“Research is relatively new in many countries in Asia, Africa and Latin America. Across these regions, young scientists are working to build practices for open science from the ground up. The aim is that scientific communities will incorporate these principles as they grow. But these communities’ needs differ from those that are part of mature research systems. So, rather than shifting and shaping established systems, scientists are endeavouring to design new ones….”

Open data: a committee in retrospect – herrmann.tech

“The prospect of recreating an open data committee in the Brazilian federal government prompted me to remember and tell the story of the open data committee that we created eight years ago. Please note, however, that this is not the whole story of the National Infrastructure for Open Data (INDA), or even the most important parts of it, but rather just the part that involves its committee and the issues that were discussed in it over the years….”

Connecting the Knowledge Commons — From Projects to Sustainable Infrastructure – The End of a Centralized Open Access Project and the Beginning of a Community-Based Sustainable Infrastructure for Latin America – OpenEdition Press

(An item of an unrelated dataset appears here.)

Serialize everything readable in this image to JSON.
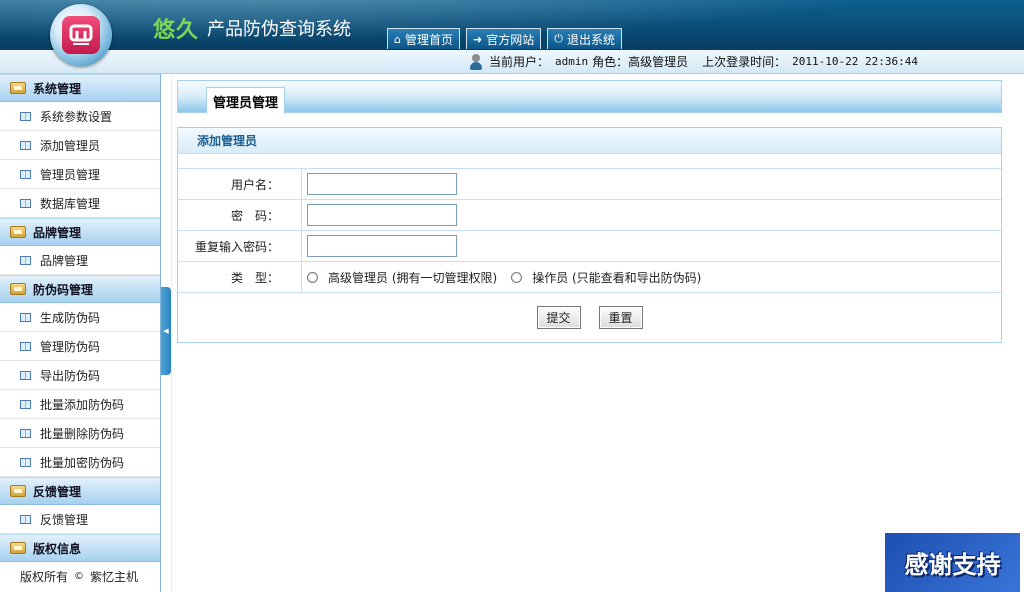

Abstract:  The Latin American region has an ecosystem where the nature of publication is conceived as the act of making public, of sharing, not as the publishing industry. International, national and institutional contexts have led to redefine a project—Redalyc.org—that began in 2003 and that has already fulfilled its original mission: give visibility to knowledge coming from Latin America and promote qualitative scientific journals. Nevertheless, it has to be transformed from a Latin American platform based in Mexico into a community-based regional infrastructure that continues assessing journals’ quality and providing access to full-text, thus allowing visibility for journals and free access to knowledge. It is a framework that generates technology in favor of the empowerment and professionalization of journal editors, making sustainable the editorial task in open access so that Redalyc may sustain itself collectively. This work describes Redalyc’s first model, presents the problematic in process and the new business model Redalyc is designing and adopting to operate.